## Try it
In the records below, count the lines that have "edited" and answer with the number alone.

Saved entries
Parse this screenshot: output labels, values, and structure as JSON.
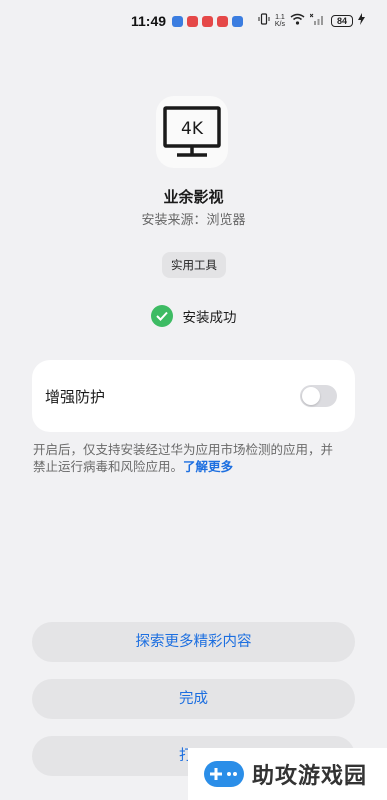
{
  "status_bar": {
    "time": "11:49",
    "net_speed_value": "1.1",
    "net_speed_unit": "K/s",
    "battery": "84",
    "notification_colors": [
      "#3b7de0",
      "#e54848",
      "#e54848",
      "#e54848",
      "#3b7de0"
    ]
  },
  "app": {
    "icon": "monitor-4k-icon",
    "icon_text": "4K",
    "name": "业余影视",
    "source": "安装来源：浏览器",
    "category": "实用工具"
  },
  "result": {
    "status": "安装成功",
    "icon": "check-circle-icon"
  },
  "protection": {
    "title": "增强防护",
    "enabled": false,
    "description": "开启后，仅支持安装经过华为应用市场检测的应用，并禁止运行病毒和风险应用。",
    "link": "了解更多"
  },
  "actions": {
    "explore": "探索更多精彩内容",
    "done": "完成",
    "open": "打开"
  },
  "watermark": {
    "text": "助攻游戏园",
    "icon": "gamepad-icon"
  },
  "colors": {
    "accent": "#1d6fe0",
    "success": "#3dbb63",
    "background": "#f1f1f3"
  }
}
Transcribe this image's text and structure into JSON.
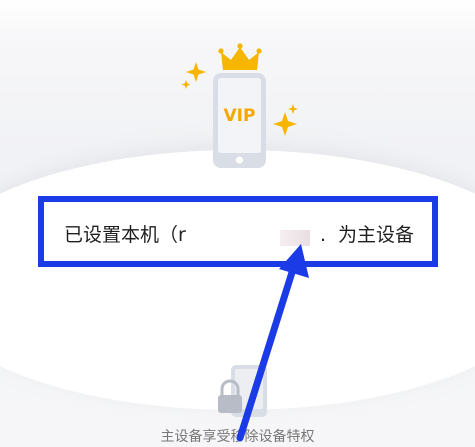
{
  "hero": {
    "badge_text": "VIP"
  },
  "device": {
    "prefix": "已设置本机（r",
    "suffix": "为主设备",
    "separator": "."
  },
  "footer": {
    "text": "主设备享受移除设备特权"
  },
  "colors": {
    "accent_blue": "#1a3be6",
    "gold": "#f6b500",
    "vip_text": "#f4a900"
  },
  "icons": {
    "hero": "phone-vip-icon",
    "crown": "crown-icon",
    "sparkles": "sparkle-icon",
    "footer": "lock-phone-icon",
    "annotation": "arrow-annotation"
  }
}
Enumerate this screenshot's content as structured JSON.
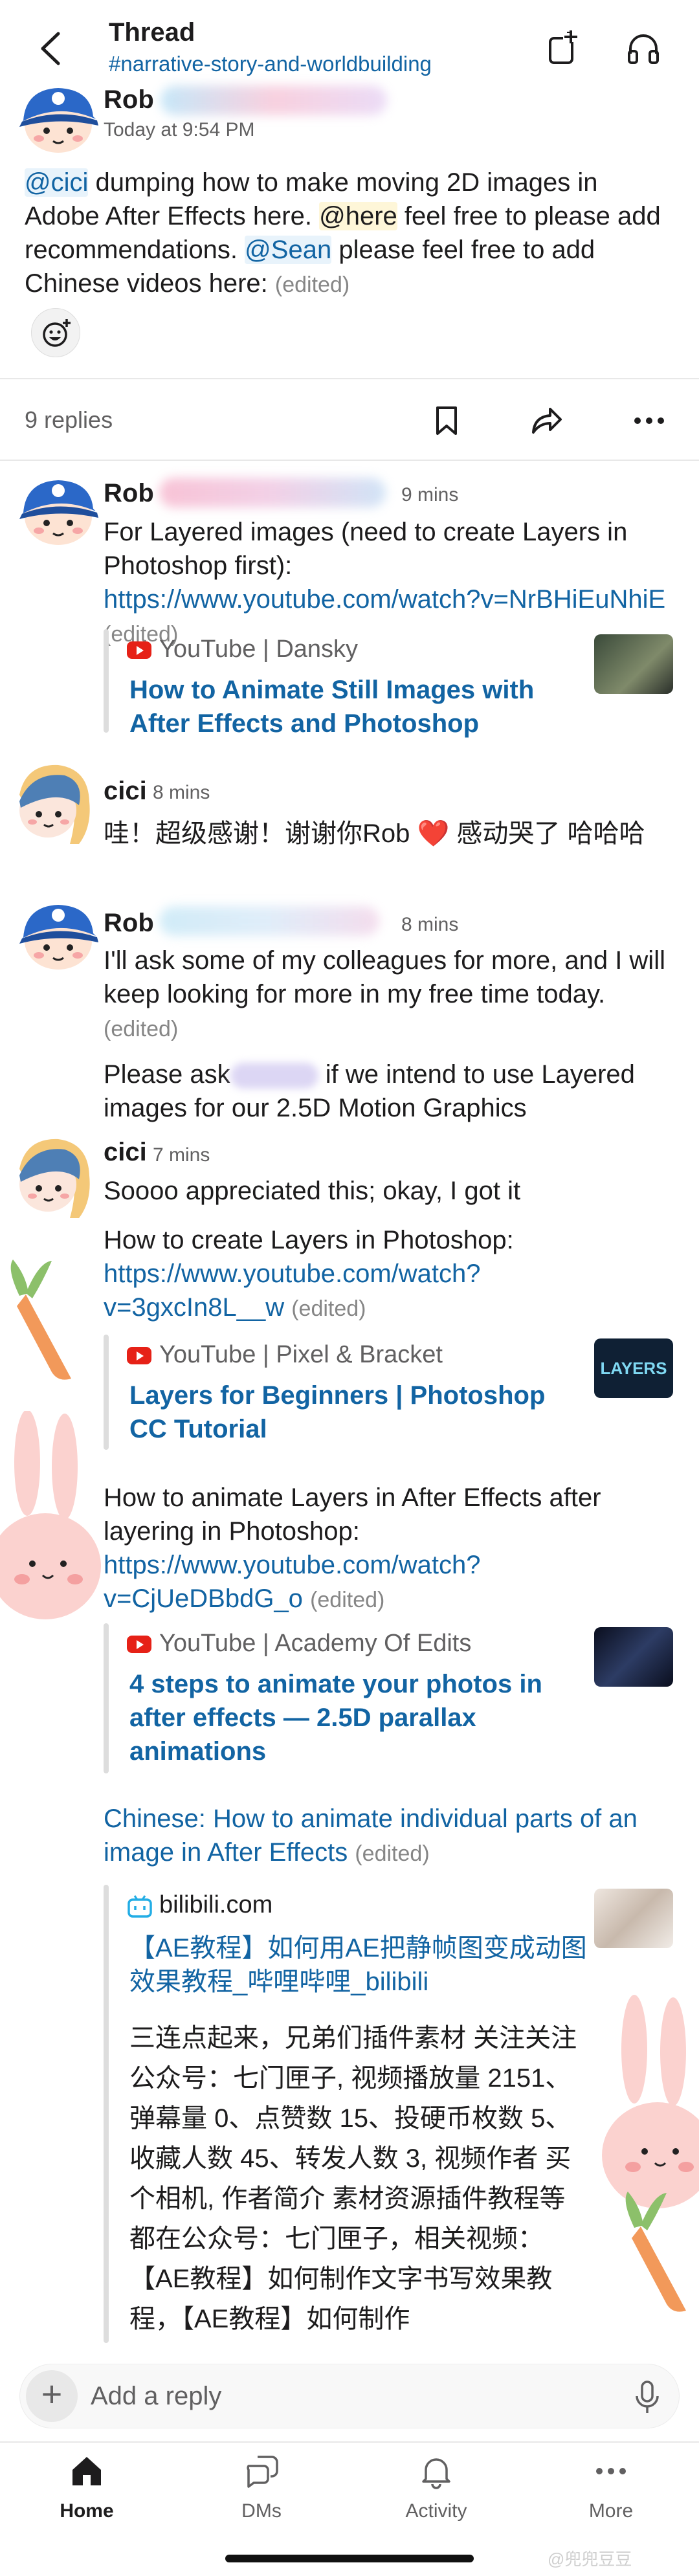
{
  "header": {
    "title": "Thread",
    "channel": "#narrative-story-and-worldbuilding"
  },
  "parent": {
    "author": "Rob",
    "time": "Today at 9:54 PM",
    "text_part1": "dumping how to make moving 2D images in Adobe After Effects here.",
    "mention_cici": "@cici",
    "mention_here": "@here",
    "text_part2": "feel free to please add recommendations.",
    "mention_sean": "@Sean",
    "text_part3": "please feel free to add Chinese videos here:",
    "edited": "(edited)"
  },
  "replies_bar": {
    "count": "9 replies"
  },
  "messages": [
    {
      "author": "Rob",
      "time": "9 mins",
      "text": "For Layered images (need to create Layers in Photoshop first):",
      "link": "https://www.youtube.com/watch?v=NrBHiEuNhiE",
      "edited": "(edited)",
      "attachment": {
        "source": "YouTube | Dansky",
        "title": "How to Animate Still Images with After Effects and Photoshop"
      }
    },
    {
      "author": "cici",
      "time": "8 mins",
      "text": "哇！超级感谢！谢谢你Rob ❤️ 感动哭了 哈哈哈"
    },
    {
      "author": "Rob",
      "time": "8 mins",
      "text": "I'll ask some of my colleagues for more, and I will keep looking for more in my free time today.",
      "edited": "(edited)",
      "text2": "Please ask",
      "text2b": "if we intend to use Layered images for our 2.5D Motion Graphics"
    },
    {
      "author": "cici",
      "time": "7 mins",
      "text": "Soooo appreciated this; okay, I got it",
      "text2": "How to create Layers in Photoshop:",
      "link2": "https://www.youtube.com/watch?v=3gxcIn8L__w",
      "edited2": "(edited)",
      "attachment1": {
        "source": "YouTube | Pixel & Bracket",
        "title": "Layers for Beginners | Photoshop CC Tutorial",
        "thumb_text": "LAYERS"
      },
      "text3": "How to animate Layers in After Effects after layering in Photoshop:",
      "link3": "https://www.youtube.com/watch?v=CjUeDBbdG_o",
      "edited3": "(edited)",
      "attachment2": {
        "source": "YouTube | Academy Of Edits",
        "title": "4 steps to animate your photos in after effects — 2.5D parallax animations"
      },
      "text4": "Chinese: How to animate individual parts of an image in After Effects",
      "edited4": "(edited)",
      "attachment3": {
        "source": "bilibili.com",
        "title": "【AE教程】如何用AE把静帧图变成动图效果教程_哔哩哔哩_bilibili",
        "desc": "三连点起来，兄弟们插件素材 关注关注公众号：七门匣子, 视频播放量 2151、弹幕量 0、点赞数 15、投硬币枚数 5、收藏人数 45、转发人数 3, 视频作者 买个相机, 作者简介 素材资源插件教程等都在公众号：七门匣子，相关视频：【AE教程】如何制作文字书写效果教程，【AE教程】如何制作"
      }
    }
  ],
  "composer": {
    "placeholder": "Add a reply"
  },
  "nav": {
    "items": [
      "Home",
      "DMs",
      "Activity",
      "More"
    ],
    "active": "Home"
  },
  "watermark": "@兜兜豆豆",
  "colors": {
    "link": "#1264a3",
    "mention_bg": "#e8f3fb",
    "here_bg": "#fef6d8",
    "youtube_red": "#e62117",
    "bilibili_blue": "#23ade5"
  }
}
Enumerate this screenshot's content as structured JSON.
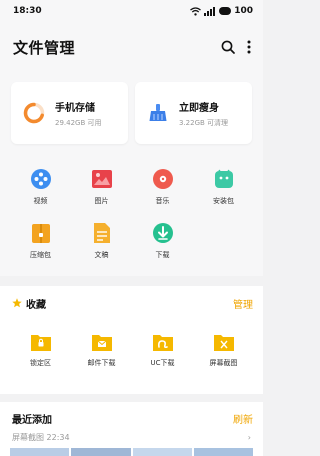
{
  "status_bar": {
    "time": "18:30",
    "battery": "100"
  },
  "header": {
    "title": "文件管理"
  },
  "storage_cards": [
    {
      "title": "手机存储",
      "subtitle": "29.42GB 可用"
    },
    {
      "title": "立即瘦身",
      "subtitle": "3.22GB 可清理"
    }
  ],
  "categories": [
    {
      "label": "视频",
      "icon": "video-icon",
      "color": "#3d8ef0"
    },
    {
      "label": "图片",
      "icon": "image-icon",
      "color": "#e8424a"
    },
    {
      "label": "音乐",
      "icon": "music-icon",
      "color": "#ef5a4e"
    },
    {
      "label": "安装包",
      "icon": "android-icon",
      "color": "#3cc9a5"
    },
    {
      "label": "压缩包",
      "icon": "archive-icon",
      "color": "#f3a320"
    },
    {
      "label": "文稿",
      "icon": "document-icon",
      "color": "#f5b02e"
    },
    {
      "label": "下载",
      "icon": "download-icon",
      "color": "#25c08f"
    }
  ],
  "favorites": {
    "title": "收藏",
    "action": "管理",
    "items": [
      {
        "label": "锁定区",
        "icon": "lock-folder-icon"
      },
      {
        "label": "邮件下载",
        "icon": "mail-folder-icon"
      },
      {
        "label": "UC下载",
        "icon": "uc-folder-icon"
      },
      {
        "label": "屏幕截图",
        "icon": "screenshot-folder-icon"
      }
    ]
  },
  "recent": {
    "title": "最近添加",
    "action": "刷新",
    "group_label": "屏幕截图 22:34",
    "chevron": "›"
  },
  "colors": {
    "accent": "#f0a500",
    "folder": "#f5b800"
  }
}
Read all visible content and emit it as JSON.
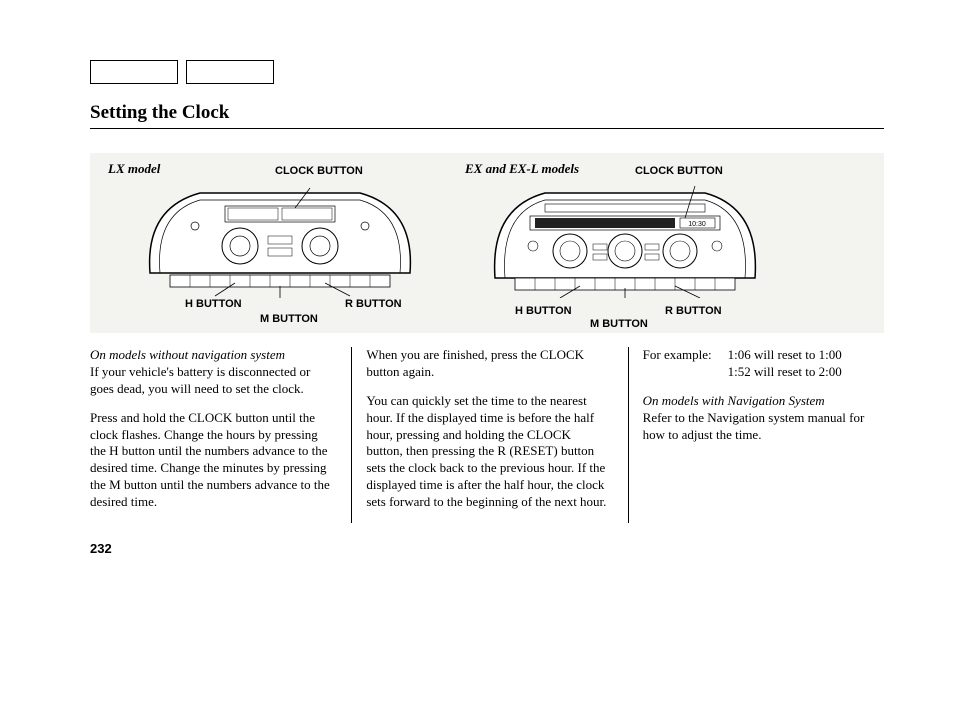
{
  "section_title": "Setting the Clock",
  "diagram": {
    "lx_label": "LX model",
    "ex_label": "EX and EX-L models",
    "clock_button": "CLOCK BUTTON",
    "h_button": "H BUTTON",
    "m_button": "M BUTTON",
    "r_button": "R BUTTON"
  },
  "col1": {
    "p1_italic": "On models without navigation system",
    "p1_rest": "If your vehicle's battery is disconnected or goes dead, you will need to set the clock.",
    "p2": "Press and hold the CLOCK button until the clock flashes. Change the hours by pressing the H button until the numbers advance to the desired time. Change the minutes by pressing the M button until the numbers advance to the desired time."
  },
  "col2": {
    "p1": "When you are finished, press the CLOCK button again.",
    "p2": "You can quickly set the time to the nearest hour. If the displayed time is before the half hour, pressing and holding the CLOCK button, then pressing the R (RESET) button sets the clock back to the previous hour. If the displayed time is after the half hour, the clock sets forward to the beginning of the next hour."
  },
  "col3": {
    "example_label": "For example:",
    "example_1": "1:06 will reset to 1:00",
    "example_2": "1:52 will reset to 2:00",
    "p2_italic": "On models with Navigation System",
    "p2_rest": "Refer to the Navigation system manual for how to adjust the time."
  },
  "page_number": "232"
}
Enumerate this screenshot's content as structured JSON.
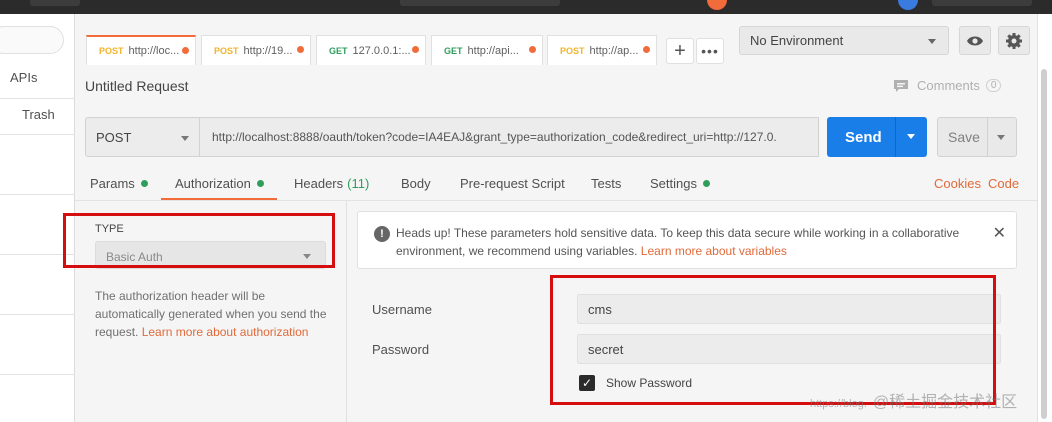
{
  "sidebar": {
    "items": [
      {
        "label": "APIs"
      },
      {
        "label": "Trash"
      }
    ]
  },
  "tabs": [
    {
      "method": "POST",
      "label": "http://loc...",
      "active": true
    },
    {
      "method": "POST",
      "label": "http://19..."
    },
    {
      "method": "GET",
      "label": "127.0.0.1:..."
    },
    {
      "method": "GET",
      "label": "http://api..."
    },
    {
      "method": "POST",
      "label": "http://ap..."
    }
  ],
  "environment": {
    "selected": "No Environment"
  },
  "request": {
    "title": "Untitled Request",
    "comments_label": "Comments",
    "comments_count": "0",
    "method": "POST",
    "url": "http://localhost:8888/oauth/token?code=IA4EAJ&grant_type=authorization_code&redirect_uri=http://127.0.",
    "send_label": "Send",
    "save_label": "Save"
  },
  "subtabs": {
    "params": "Params",
    "authorization": "Authorization",
    "headers": "Headers",
    "headers_count": "(11)",
    "body": "Body",
    "prerequest": "Pre-request Script",
    "tests": "Tests",
    "settings": "Settings",
    "cookies": "Cookies",
    "code": "Code"
  },
  "auth": {
    "type_label": "TYPE",
    "type_value": "Basic Auth",
    "description": "The authorization header will be automatically generated when you send the request.",
    "learn_more": "Learn more about authorization"
  },
  "notice": {
    "text": "Heads up! These parameters hold sensitive data. To keep this data secure while working in a collaborative environment, we recommend using variables.",
    "link": "Learn more about variables"
  },
  "form": {
    "username_label": "Username",
    "username_value": "cms",
    "password_label": "Password",
    "password_value": "secret",
    "show_password_label": "Show Password"
  },
  "watermark": {
    "url_text": "https://blog.",
    "text": "@稀土掘金技术社区"
  },
  "colors": {
    "accent": "#f26b3a",
    "send": "#1a7ee8",
    "post": "#f0b429",
    "get": "#2f9e5c",
    "annotation": "#d40e0e"
  }
}
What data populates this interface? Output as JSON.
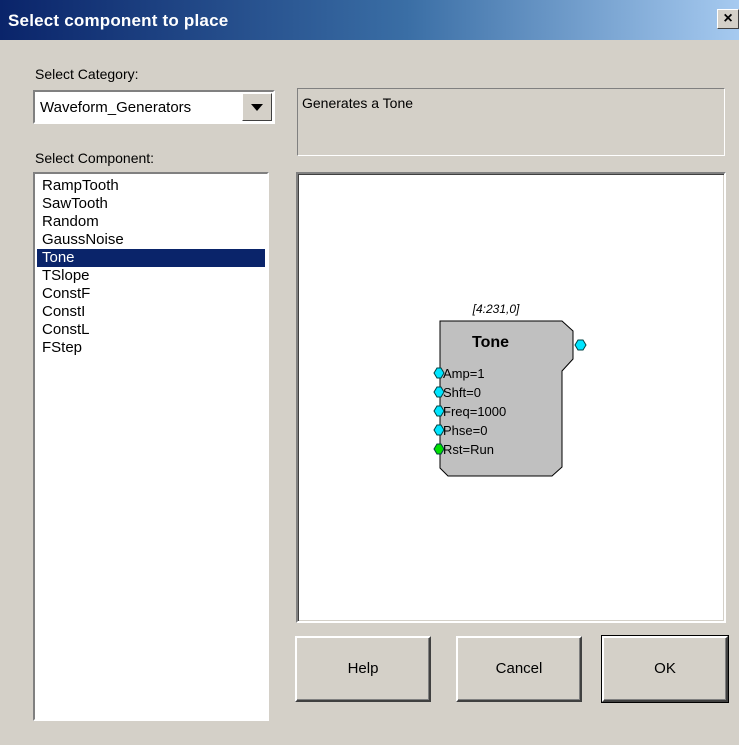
{
  "window": {
    "title": "Select component to place",
    "close_glyph": "×"
  },
  "category": {
    "label": "Select Category:",
    "selected": "Waveform_Generators"
  },
  "component": {
    "label": "Select Component:",
    "items": [
      "RampTooth",
      "SawTooth",
      "Random",
      "GaussNoise",
      "Tone",
      "TSlope",
      "ConstF",
      "ConstI",
      "ConstL",
      "FStep"
    ],
    "selected_index": 4
  },
  "description": "Generates a Tone",
  "preview": {
    "address": "[4:231,0]",
    "name": "Tone",
    "inputs": [
      {
        "label": "Amp=1",
        "color": "#00e5ff"
      },
      {
        "label": "Shft=0",
        "color": "#00e5ff"
      },
      {
        "label": "Freq=1000",
        "color": "#00e5ff"
      },
      {
        "label": "Phse=0",
        "color": "#00e5ff"
      },
      {
        "label": "Rst=Run",
        "color": "#00e000"
      }
    ],
    "output_color": "#00e5ff",
    "block_fill": "#c0c0c0"
  },
  "buttons": {
    "help": "Help",
    "cancel": "Cancel",
    "ok": "OK"
  }
}
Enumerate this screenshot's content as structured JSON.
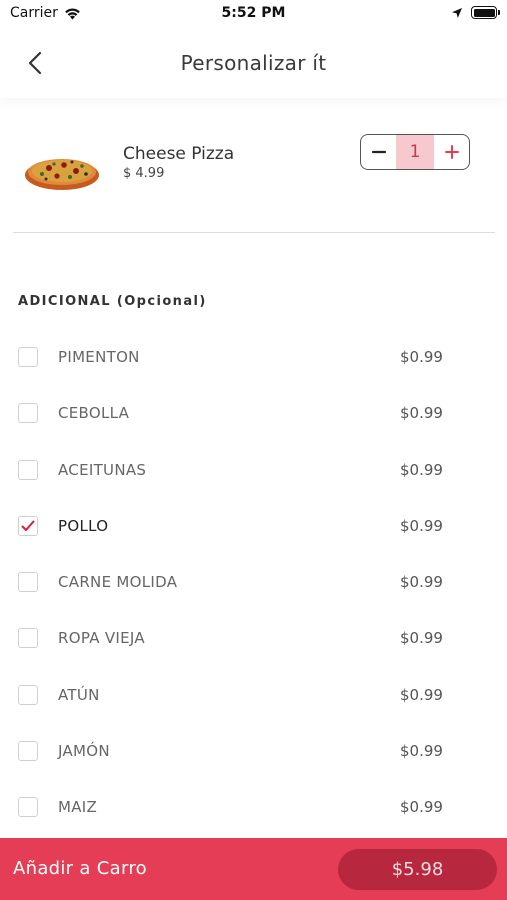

## Written answer
6